> **REQUIREMENT**
Nothing in the data may be altered; the answer is a verbatim copy of it.

> **TASK DATA**

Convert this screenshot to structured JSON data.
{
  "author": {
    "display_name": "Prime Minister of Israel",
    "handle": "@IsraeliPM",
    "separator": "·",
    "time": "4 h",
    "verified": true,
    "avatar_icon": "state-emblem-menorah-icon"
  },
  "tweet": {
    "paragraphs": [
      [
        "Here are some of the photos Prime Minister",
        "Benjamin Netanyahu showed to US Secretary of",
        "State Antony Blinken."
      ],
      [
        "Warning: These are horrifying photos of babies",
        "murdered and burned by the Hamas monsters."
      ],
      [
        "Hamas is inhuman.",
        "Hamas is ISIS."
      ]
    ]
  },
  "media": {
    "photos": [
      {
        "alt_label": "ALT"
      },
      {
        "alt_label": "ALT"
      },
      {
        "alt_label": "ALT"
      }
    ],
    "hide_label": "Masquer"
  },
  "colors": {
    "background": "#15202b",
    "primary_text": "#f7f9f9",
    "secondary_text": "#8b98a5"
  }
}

> **SOLUTION**
Convert this screenshot to structured JSON data.
{
  "author": {
    "display_name": "Prime Minister of Israel",
    "handle": "@IsraeliPM",
    "separator": "·",
    "time": "4 h",
    "verified": true,
    "avatar_icon": "state-emblem-menorah-icon"
  },
  "tweet": {
    "paragraphs": [
      [
        "Here are some of the photos Prime Minister",
        "Benjamin Netanyahu showed to US Secretary of",
        "State Antony Blinken."
      ],
      [
        "Warning: These are horrifying photos of babies",
        "murdered and burned by the Hamas monsters."
      ],
      [
        "Hamas is inhuman.",
        "Hamas is ISIS."
      ]
    ]
  },
  "media": {
    "photos": [
      {
        "alt_label": "ALT"
      },
      {
        "alt_label": "ALT"
      },
      {
        "alt_label": "ALT"
      }
    ],
    "hide_label": "Masquer"
  },
  "colors": {
    "background": "#15202b",
    "primary_text": "#f7f9f9",
    "secondary_text": "#8b98a5"
  }
}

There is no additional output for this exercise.